== Segment start ==

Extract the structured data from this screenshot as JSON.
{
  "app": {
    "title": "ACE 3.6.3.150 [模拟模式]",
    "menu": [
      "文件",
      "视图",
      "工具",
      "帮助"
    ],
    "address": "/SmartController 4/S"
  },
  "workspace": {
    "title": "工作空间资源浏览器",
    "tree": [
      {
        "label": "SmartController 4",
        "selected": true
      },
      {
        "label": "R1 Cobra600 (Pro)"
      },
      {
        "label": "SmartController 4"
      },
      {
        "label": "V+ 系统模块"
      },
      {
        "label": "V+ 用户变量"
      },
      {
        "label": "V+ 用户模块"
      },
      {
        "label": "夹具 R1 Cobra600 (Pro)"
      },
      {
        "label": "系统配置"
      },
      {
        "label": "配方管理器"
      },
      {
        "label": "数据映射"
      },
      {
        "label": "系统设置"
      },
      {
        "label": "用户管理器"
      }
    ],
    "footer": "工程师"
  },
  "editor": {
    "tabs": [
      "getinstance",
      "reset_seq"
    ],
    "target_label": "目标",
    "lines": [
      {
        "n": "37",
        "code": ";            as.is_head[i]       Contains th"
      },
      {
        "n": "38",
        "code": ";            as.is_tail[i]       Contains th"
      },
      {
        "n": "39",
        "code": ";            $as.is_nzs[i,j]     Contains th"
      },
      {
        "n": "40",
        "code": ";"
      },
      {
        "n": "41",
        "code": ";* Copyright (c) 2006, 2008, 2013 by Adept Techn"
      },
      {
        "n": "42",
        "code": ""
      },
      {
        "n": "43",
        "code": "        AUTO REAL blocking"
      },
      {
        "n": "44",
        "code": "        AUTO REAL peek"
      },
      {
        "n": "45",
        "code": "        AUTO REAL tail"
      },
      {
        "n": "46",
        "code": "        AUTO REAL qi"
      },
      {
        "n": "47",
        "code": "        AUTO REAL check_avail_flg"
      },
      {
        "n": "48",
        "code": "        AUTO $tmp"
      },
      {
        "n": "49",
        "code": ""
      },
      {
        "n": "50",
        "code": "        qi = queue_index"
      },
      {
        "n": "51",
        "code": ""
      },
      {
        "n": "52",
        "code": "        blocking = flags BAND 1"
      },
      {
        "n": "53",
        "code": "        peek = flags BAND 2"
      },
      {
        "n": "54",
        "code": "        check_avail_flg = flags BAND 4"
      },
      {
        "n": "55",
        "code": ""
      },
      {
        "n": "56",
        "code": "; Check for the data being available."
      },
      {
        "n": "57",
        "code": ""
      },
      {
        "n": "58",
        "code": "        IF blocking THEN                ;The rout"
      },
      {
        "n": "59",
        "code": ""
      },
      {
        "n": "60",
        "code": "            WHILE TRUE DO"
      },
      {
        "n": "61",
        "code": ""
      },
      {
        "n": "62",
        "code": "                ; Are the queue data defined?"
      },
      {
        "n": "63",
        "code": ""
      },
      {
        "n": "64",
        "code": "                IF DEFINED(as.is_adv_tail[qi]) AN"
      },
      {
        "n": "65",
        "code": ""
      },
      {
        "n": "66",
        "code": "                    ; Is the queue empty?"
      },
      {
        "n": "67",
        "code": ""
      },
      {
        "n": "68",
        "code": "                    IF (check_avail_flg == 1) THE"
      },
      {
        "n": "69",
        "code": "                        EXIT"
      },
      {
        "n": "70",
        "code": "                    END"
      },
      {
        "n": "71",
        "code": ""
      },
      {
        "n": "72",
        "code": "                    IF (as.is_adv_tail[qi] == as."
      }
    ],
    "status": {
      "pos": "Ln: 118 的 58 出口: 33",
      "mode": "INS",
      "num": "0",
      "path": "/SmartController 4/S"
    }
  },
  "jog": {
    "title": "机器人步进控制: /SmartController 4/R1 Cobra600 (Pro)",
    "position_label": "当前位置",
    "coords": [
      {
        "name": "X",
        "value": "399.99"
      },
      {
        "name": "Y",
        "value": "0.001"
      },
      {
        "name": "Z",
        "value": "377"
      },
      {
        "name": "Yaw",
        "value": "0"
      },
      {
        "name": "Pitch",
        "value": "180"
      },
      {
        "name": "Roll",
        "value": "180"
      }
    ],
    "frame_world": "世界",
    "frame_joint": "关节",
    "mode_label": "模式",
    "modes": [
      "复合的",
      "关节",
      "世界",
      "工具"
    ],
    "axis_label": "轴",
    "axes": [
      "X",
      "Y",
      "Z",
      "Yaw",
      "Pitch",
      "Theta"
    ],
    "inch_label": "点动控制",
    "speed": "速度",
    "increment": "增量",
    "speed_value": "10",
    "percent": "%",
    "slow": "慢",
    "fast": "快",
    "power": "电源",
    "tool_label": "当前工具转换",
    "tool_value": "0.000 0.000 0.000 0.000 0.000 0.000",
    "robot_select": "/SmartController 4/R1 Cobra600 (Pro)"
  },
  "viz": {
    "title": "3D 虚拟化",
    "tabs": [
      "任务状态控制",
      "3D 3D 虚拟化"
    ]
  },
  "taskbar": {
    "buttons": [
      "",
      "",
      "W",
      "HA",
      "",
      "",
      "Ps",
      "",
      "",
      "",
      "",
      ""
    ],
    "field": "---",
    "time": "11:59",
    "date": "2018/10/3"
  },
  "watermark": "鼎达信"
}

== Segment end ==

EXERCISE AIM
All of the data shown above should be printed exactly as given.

FINAL ANSWER
Extract the structured data from this screenshot as JSON.
{
  "app": {
    "title": "ACE 3.6.3.150 [模拟模式]",
    "menu": [
      "文件",
      "视图",
      "工具",
      "帮助"
    ],
    "address": "/SmartController 4/S"
  },
  "workspace": {
    "title": "工作空间资源浏览器",
    "tree": [
      {
        "label": "SmartController 4",
        "selected": true
      },
      {
        "label": "R1 Cobra600 (Pro)"
      },
      {
        "label": "SmartController 4"
      },
      {
        "label": "V+ 系统模块"
      },
      {
        "label": "V+ 用户变量"
      },
      {
        "label": "V+ 用户模块"
      },
      {
        "label": "夹具 R1 Cobra600 (Pro)"
      },
      {
        "label": "系统配置"
      },
      {
        "label": "配方管理器"
      },
      {
        "label": "数据映射"
      },
      {
        "label": "系统设置"
      },
      {
        "label": "用户管理器"
      }
    ],
    "footer": "工程师"
  },
  "editor": {
    "tabs": [
      "getinstance",
      "reset_seq"
    ],
    "target_label": "目标",
    "lines": [
      {
        "n": "37",
        "code": ";            as.is_head[i]       Contains th"
      },
      {
        "n": "38",
        "code": ";            as.is_tail[i]       Contains th"
      },
      {
        "n": "39",
        "code": ";            $as.is_nzs[i,j]     Contains th"
      },
      {
        "n": "40",
        "code": ";"
      },
      {
        "n": "41",
        "code": ";* Copyright (c) 2006, 2008, 2013 by Adept Techn"
      },
      {
        "n": "42",
        "code": ""
      },
      {
        "n": "43",
        "code": "        AUTO REAL blocking"
      },
      {
        "n": "44",
        "code": "        AUTO REAL peek"
      },
      {
        "n": "45",
        "code": "        AUTO REAL tail"
      },
      {
        "n": "46",
        "code": "        AUTO REAL qi"
      },
      {
        "n": "47",
        "code": "        AUTO REAL check_avail_flg"
      },
      {
        "n": "48",
        "code": "        AUTO $tmp"
      },
      {
        "n": "49",
        "code": ""
      },
      {
        "n": "50",
        "code": "        qi = queue_index"
      },
      {
        "n": "51",
        "code": ""
      },
      {
        "n": "52",
        "code": "        blocking = flags BAND 1"
      },
      {
        "n": "53",
        "code": "        peek = flags BAND 2"
      },
      {
        "n": "54",
        "code": "        check_avail_flg = flags BAND 4"
      },
      {
        "n": "55",
        "code": ""
      },
      {
        "n": "56",
        "code": "; Check for the data being available."
      },
      {
        "n": "57",
        "code": ""
      },
      {
        "n": "58",
        "code": "        IF blocking THEN                ;The rout"
      },
      {
        "n": "59",
        "code": ""
      },
      {
        "n": "60",
        "code": "            WHILE TRUE DO"
      },
      {
        "n": "61",
        "code": ""
      },
      {
        "n": "62",
        "code": "                ; Are the queue data defined?"
      },
      {
        "n": "63",
        "code": ""
      },
      {
        "n": "64",
        "code": "                IF DEFINED(as.is_adv_tail[qi]) AN"
      },
      {
        "n": "65",
        "code": ""
      },
      {
        "n": "66",
        "code": "                    ; Is the queue empty?"
      },
      {
        "n": "67",
        "code": ""
      },
      {
        "n": "68",
        "code": "                    IF (check_avail_flg == 1) THE"
      },
      {
        "n": "69",
        "code": "                        EXIT"
      },
      {
        "n": "70",
        "code": "                    END"
      },
      {
        "n": "71",
        "code": ""
      },
      {
        "n": "72",
        "code": "                    IF (as.is_adv_tail[qi] == as."
      }
    ],
    "status": {
      "pos": "Ln: 118 的 58 出口: 33",
      "mode": "INS",
      "num": "0",
      "path": "/SmartController 4/S"
    }
  },
  "jog": {
    "title": "机器人步进控制: /SmartController 4/R1 Cobra600 (Pro)",
    "position_label": "当前位置",
    "coords": [
      {
        "name": "X",
        "value": "399.99"
      },
      {
        "name": "Y",
        "value": "0.001"
      },
      {
        "name": "Z",
        "value": "377"
      },
      {
        "name": "Yaw",
        "value": "0"
      },
      {
        "name": "Pitch",
        "value": "180"
      },
      {
        "name": "Roll",
        "value": "180"
      }
    ],
    "frame_world": "世界",
    "frame_joint": "关节",
    "mode_label": "模式",
    "modes": [
      "复合的",
      "关节",
      "世界",
      "工具"
    ],
    "axis_label": "轴",
    "axes": [
      "X",
      "Y",
      "Z",
      "Yaw",
      "Pitch",
      "Theta"
    ],
    "inch_label": "点动控制",
    "speed": "速度",
    "increment": "增量",
    "speed_value": "10",
    "percent": "%",
    "slow": "慢",
    "fast": "快",
    "power": "电源",
    "tool_label": "当前工具转换",
    "tool_value": "0.000 0.000 0.000 0.000 0.000 0.000",
    "robot_select": "/SmartController 4/R1 Cobra600 (Pro)"
  },
  "viz": {
    "title": "3D 虚拟化",
    "tabs": [
      "任务状态控制",
      "3D 3D 虚拟化"
    ]
  },
  "taskbar": {
    "buttons": [
      "",
      "",
      "W",
      "HA",
      "",
      "",
      "Ps",
      "",
      "",
      "",
      "",
      ""
    ],
    "field": "---",
    "time": "11:59",
    "date": "2018/10/3"
  },
  "watermark": "鼎达信"
}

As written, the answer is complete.